- **What you will do**: Reproduce every record below word for word and include no pictures.

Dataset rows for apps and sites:
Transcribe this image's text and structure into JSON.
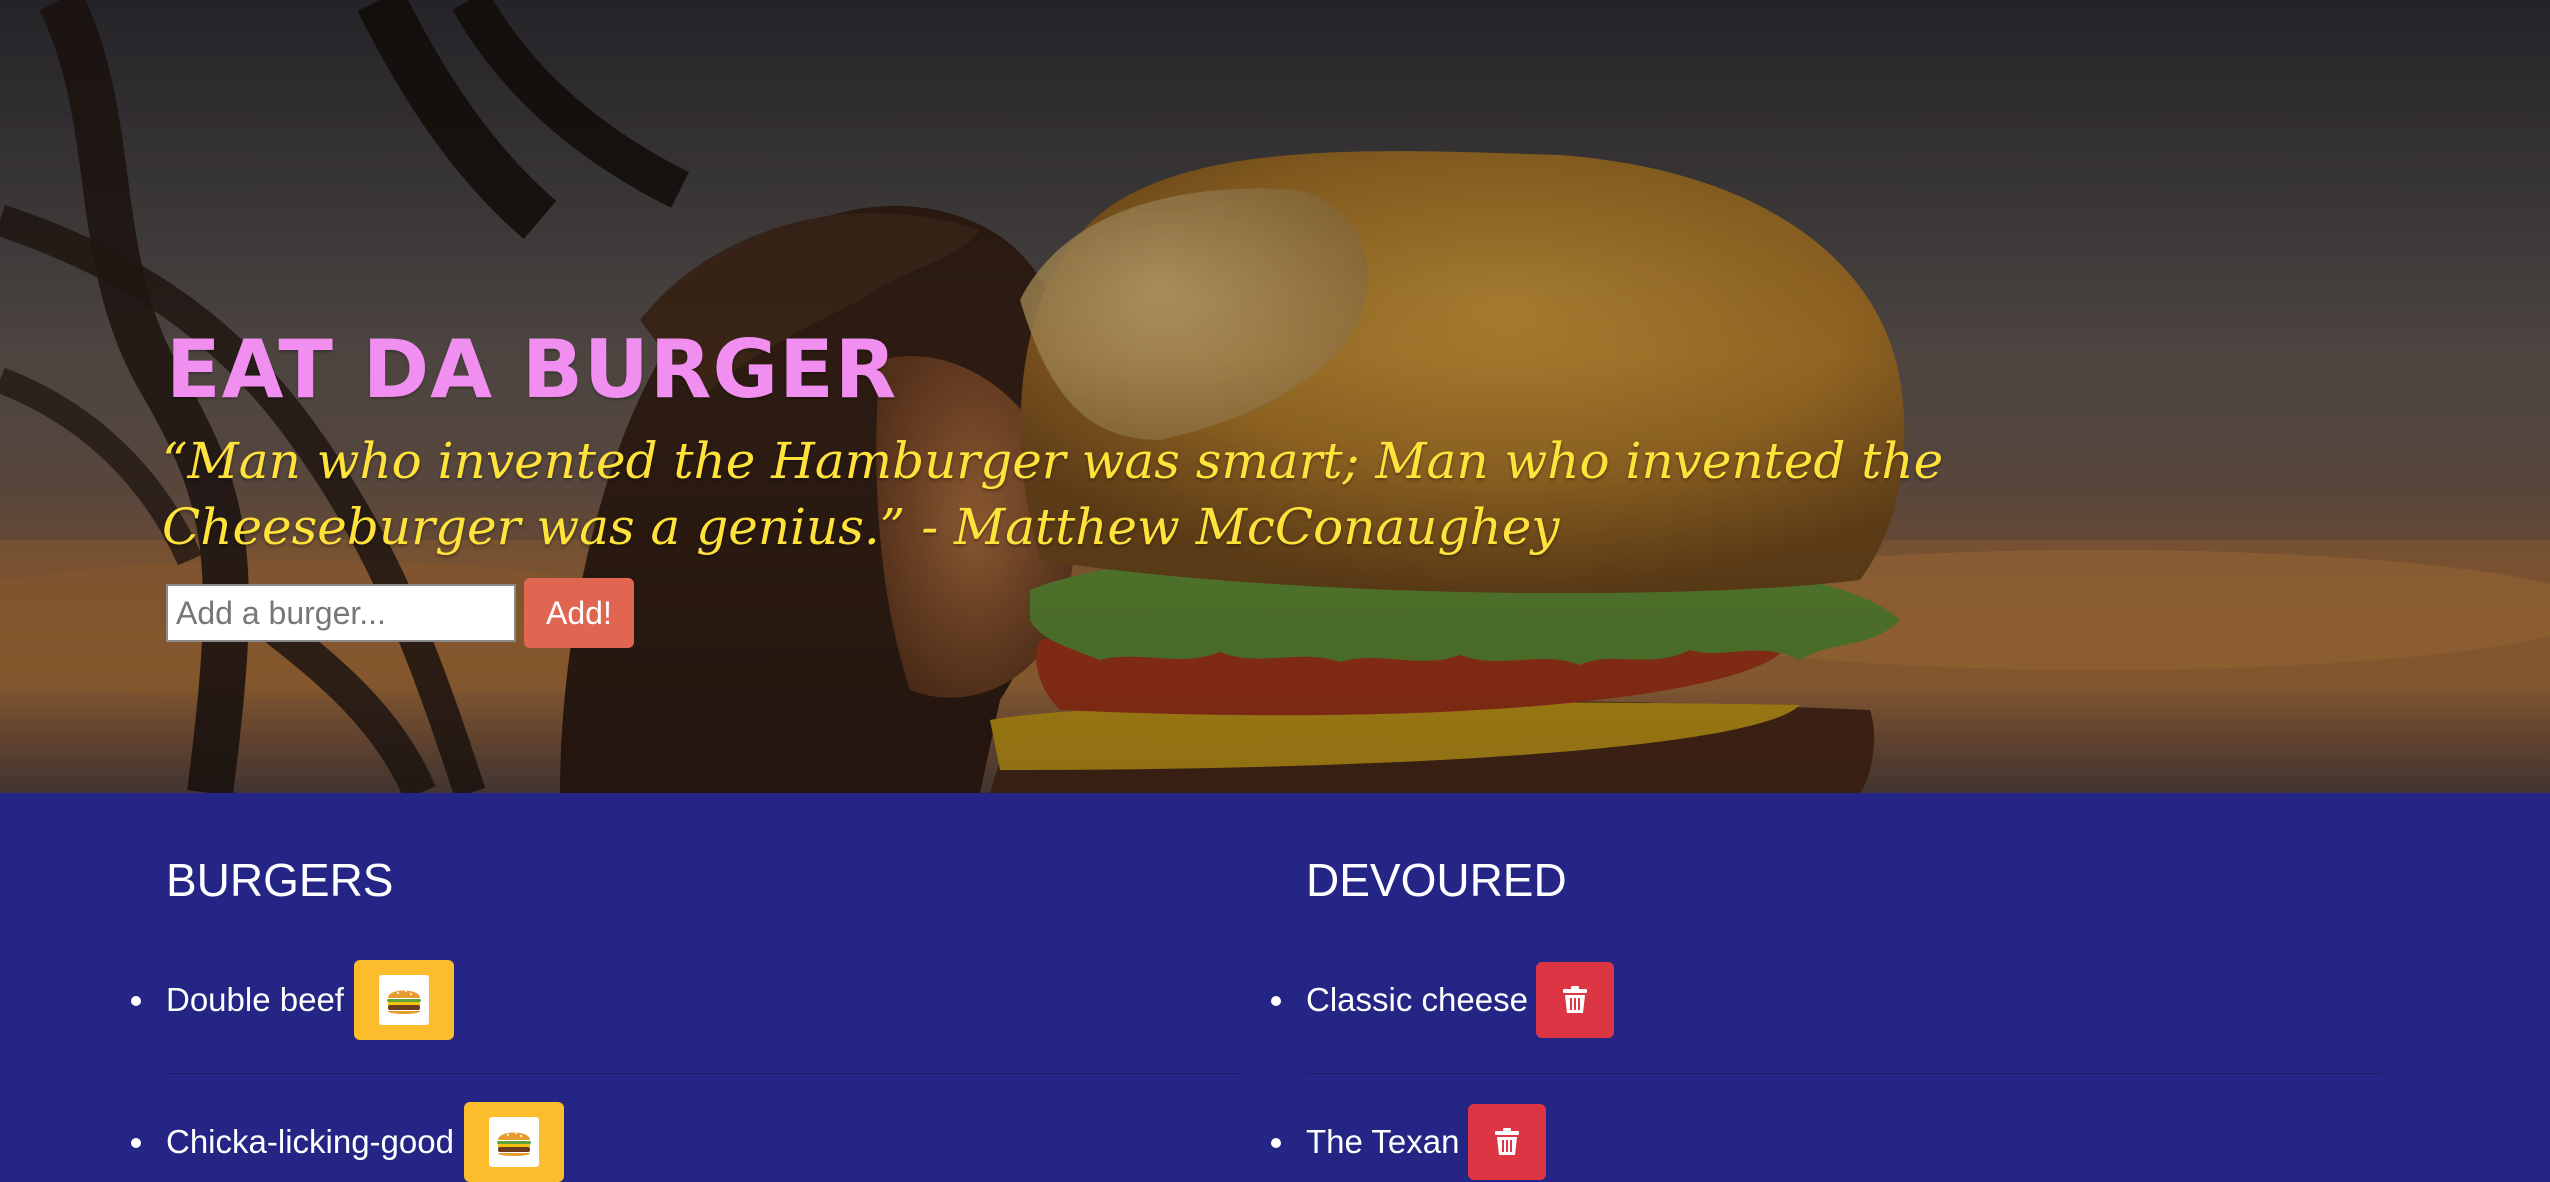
{
  "hero": {
    "title": "EAT DA BURGER",
    "quote": "“Man who invented the Hamburger was smart; Man who invented the Cheeseburger was a genius.” - Matthew McConaughey",
    "input_placeholder": "Add a burger...",
    "add_label": "Add!",
    "colors": {
      "title": "#f08ff0",
      "quote": "#ffe23a",
      "add_button": "#e06652"
    }
  },
  "burgers": {
    "title": "BURGERS",
    "items": [
      {
        "name": "Double beef",
        "action_icon": "burger-icon"
      },
      {
        "name": "Chicka-licking-good",
        "action_icon": "burger-icon"
      }
    ],
    "colors": {
      "action_button": "#fbbd2c"
    }
  },
  "devoured": {
    "title": "DEVOURED",
    "items": [
      {
        "name": "Classic cheese",
        "action_icon": "trash-icon"
      },
      {
        "name": "The Texan",
        "action_icon": "trash-icon"
      }
    ],
    "colors": {
      "action_button": "#dc3543"
    }
  },
  "page": {
    "background": "#242584"
  }
}
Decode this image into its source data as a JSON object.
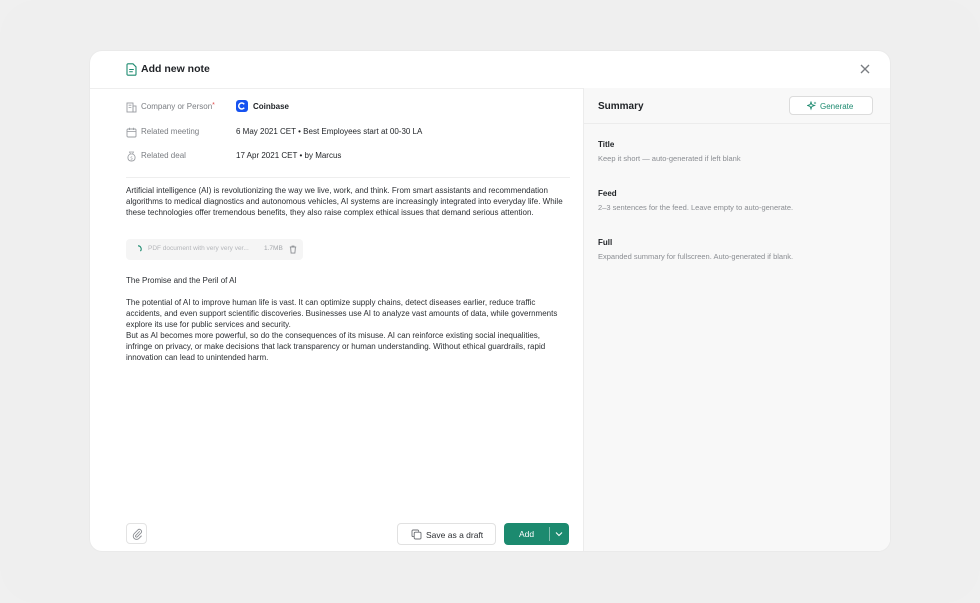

- **Result of this task**:
Transcribe this image's text and structure into JSON.
{
  "hero": {
    "title": "EAT DA BURGER",
    "quote": "“Man who invented the Hamburger was smart; Man who invented the Cheeseburger was a genius.” - Matthew McConaughey",
    "input_placeholder": "Add a burger...",
    "add_label": "Add!",
    "colors": {
      "title": "#f08ff0",
      "quote": "#ffe23a",
      "add_button": "#e06652"
    }
  },
  "burgers": {
    "title": "BURGERS",
    "items": [
      {
        "name": "Double beef",
        "action_icon": "burger-icon"
      },
      {
        "name": "Chicka-licking-good",
        "action_icon": "burger-icon"
      }
    ],
    "colors": {
      "action_button": "#fbbd2c"
    }
  },
  "devoured": {
    "title": "DEVOURED",
    "items": [
      {
        "name": "Classic cheese",
        "action_icon": "trash-icon"
      },
      {
        "name": "The Texan",
        "action_icon": "trash-icon"
      }
    ],
    "colors": {
      "action_button": "#dc3543"
    }
  },
  "page": {
    "background": "#242584"
  }
}
Decode this image into its source data as a JSON object.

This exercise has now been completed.